In some situations, you may want to install a guest operating system directly on a physical disk or partition even if you do not need to boot that disk on the host, outside of the virtual machine.
It is possible to use either an unused partition or a completely unused disk on the host as a disk in the virtual machine. However, it is important to be aware that an operating system installed in this setting probably cannot boot outside of the virtual machine, even though the data is available to the host.
If you have a dual-boot system and want to configure a virtual machine to boot from an existing partition, see Configuring a Dual-Boot Computer for Use with a Virtual Machine. The instructions in this section do not apply to a disk with a previously installed operating system.
Caution: Physical disks are an advanced feature and should be configured only by expert users.
VMware Workstation uses description files to control access to each physical disk on the system. These description files contain access privilege information that controls a virtual machine's access to certain partitions on the disks. This mechanism prevents users from accidentally running the host operating system again as a guest or running a guest operating system that the virtual machine is not configured to use. The description file also prevents accidental writes to physical disk partitions from badly behaved operating systems or applications.
Use the New Virtual Machine Wizard to configure VMware Workstation to use existing physical disk partitions. The wizard guides you though creating a new virtual machine including configuring the physical disk description files.

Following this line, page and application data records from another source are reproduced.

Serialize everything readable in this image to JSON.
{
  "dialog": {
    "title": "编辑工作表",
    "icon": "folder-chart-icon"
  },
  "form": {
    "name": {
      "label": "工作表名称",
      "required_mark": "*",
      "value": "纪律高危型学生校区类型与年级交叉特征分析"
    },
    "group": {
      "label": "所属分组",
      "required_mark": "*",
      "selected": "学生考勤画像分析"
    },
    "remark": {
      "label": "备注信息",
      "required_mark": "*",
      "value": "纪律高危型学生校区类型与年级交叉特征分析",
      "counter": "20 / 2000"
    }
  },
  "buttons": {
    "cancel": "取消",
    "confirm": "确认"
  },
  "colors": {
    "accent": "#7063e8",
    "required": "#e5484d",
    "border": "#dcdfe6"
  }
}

Rerun the wizard to create a separate configuration for each guest operating system installed on a physical partition.